MAY 2012 BAD FAITH CASES: BAD FAITH CLAIM CANNOT BE ASSIGNED, CONTINGENT FEE ATTORNEY NOT THIRD PARTY BENEFICIARY, CONTRACT CLAIM ASSIGNABLE BUT AGAINST PUBLIC POLICY TO DO SO (Philadelphia Federal)
In Feingold v. State Farm Mutual Auto Insurance Company, the court partially granted the carrier’s motion to dismiss a breach of contract and bad faith suit brought by the insured and his alleged assignee, who was his prior case but had been subsequently disbarred. The case stems from a motor vehicle accident that occurred in 1998, where the insured was injured by an uninsured or underinsured motorist. The insured retained the assignee at that point prior to his disbarment.
After filing a motor for arbitration, the carrier never followed through with arrangements to schedule a medical exam. In 2010, the insured sought to schedule the arbitration but the carrier maintained that the statute of limitations on the insured’s claim had expired. The insured and his assignee then filed suit for breach of contract and bad faith. The carrier moved to dismiss the suit.
Turning to the plaintiff’s claims, the court partially granted the carrier’s motion to dismiss, ruling that the assignee had no standing to assert claims against the carrier. The court reasoned that “[a]n insured’s disbarred former attorney surely does not fall within the narrow class of individuals who may pursue a statutory bad faith claim.” The court also ruled that the former counsel’s claim that he was a “beneficiary” of the insured’s contract did not meet the standards for establishing third party beneficiary status.
Next, the court ruled, following an earlier decision against the same plaintiff, that statutory bad faith claims are in the nature of unliquidated tort claims which are un-assignable under Pennsylvania law. While breach of contract claims may be assignable, the court ruled that the assignment in this case, which permitted the disbarred assignee to function as the insured’s attorney, is contrary to public policy. As such, the court ruled that the assignee had no standing to bring these claims.
With respect to the insured’s claims, the court first ruled that the parties’ forum selection clause is ineffective, preventing the carrier’s claim of improper venue. The court also held that the pendency of arbitration in Delaware is not the proper ground for dismissal.

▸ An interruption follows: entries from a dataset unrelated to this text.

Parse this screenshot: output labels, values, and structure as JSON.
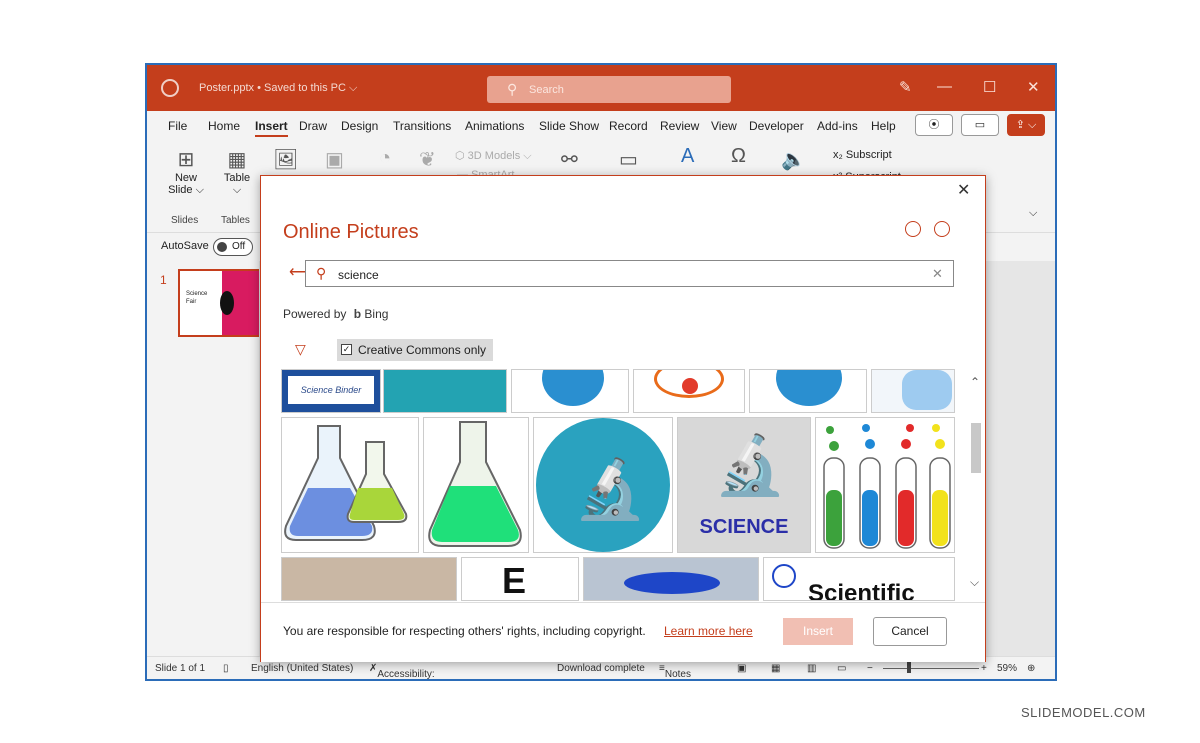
{
  "titlebar": {
    "filename": "Poster.pptx",
    "status": "Saved to this PC",
    "search_placeholder": "Search"
  },
  "menu": [
    "File",
    "Home",
    "Insert",
    "Draw",
    "Design",
    "Transitions",
    "Animations",
    "Slide Show",
    "Record",
    "Review",
    "View",
    "Developer",
    "Add-ins",
    "Help"
  ],
  "active_tab": "Insert",
  "ribbon": {
    "new_slide": "New",
    "new_slide2": "Slide",
    "table": "Table",
    "group_slides": "Slides",
    "group_tables": "Tables",
    "models": "3D Models",
    "smartart": "SmartArt",
    "subscript": "Subscript",
    "superscript": "Superscript"
  },
  "autosave": {
    "label": "AutoSave",
    "state": "Off"
  },
  "slide_panel": {
    "number": "1",
    "thumb_title": "Science",
    "thumb_sub": "Fair"
  },
  "statusbar": {
    "slide": "Slide 1 of 1",
    "language": "English (United States)",
    "accessibility": "Accessibility: Investigate",
    "download": "Download complete",
    "notes": "Notes",
    "zoom": "59%"
  },
  "dialog": {
    "title": "Online Pictures",
    "search_value": "science",
    "powered_by": "Powered by",
    "bing": "Bing",
    "cc_label": "Creative Commons only",
    "notice": "You are responsible for respecting others' rights, including copyright.",
    "learn_more": "Learn more here",
    "insert": "Insert",
    "cancel": "Cancel",
    "tile_science": "SCIENCE",
    "tile_binder": "Science Binder",
    "tile_scientific": "Scientific"
  },
  "colors": {
    "accent": "#c43e1c",
    "window_border": "#2b6cb8"
  },
  "watermark": "SLIDEMODEL.COM"
}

Lastly, the court reasoned that the carrier was incorrect that the case should be dismissed because Delaware law, not Pennsylvania law, should apply.

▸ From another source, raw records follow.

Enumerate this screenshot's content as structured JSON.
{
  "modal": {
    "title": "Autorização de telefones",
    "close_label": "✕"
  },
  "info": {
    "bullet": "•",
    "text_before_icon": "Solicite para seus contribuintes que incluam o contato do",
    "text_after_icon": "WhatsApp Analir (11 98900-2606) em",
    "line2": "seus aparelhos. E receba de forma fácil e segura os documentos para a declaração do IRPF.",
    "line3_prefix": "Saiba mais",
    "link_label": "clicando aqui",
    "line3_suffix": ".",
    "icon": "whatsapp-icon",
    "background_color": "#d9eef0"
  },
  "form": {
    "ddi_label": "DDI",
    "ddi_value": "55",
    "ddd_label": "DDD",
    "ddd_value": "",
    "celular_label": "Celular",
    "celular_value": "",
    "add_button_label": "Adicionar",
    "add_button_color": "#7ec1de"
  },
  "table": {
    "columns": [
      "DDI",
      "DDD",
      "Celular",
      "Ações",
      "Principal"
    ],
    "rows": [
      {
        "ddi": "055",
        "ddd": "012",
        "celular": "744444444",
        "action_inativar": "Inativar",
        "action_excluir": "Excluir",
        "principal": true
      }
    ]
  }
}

This case was affirmed in a short non-precedential opinion, wherein the court stated: “The District Court concluded that, as a threshold jurisdictional matter, Feingold had not alleged an Article III injury, and, therefore, lacked standing to pursue his claims against State Farm. We agree, and after review of the briefs and appendices submitted by the parties, we find no basis for disturbing the exceedingly thorough and well-reasoned April 3, 2012 opinion of the District Court. We thus affirm the order of the District Court substantially for the reasons set forth in its opinion.”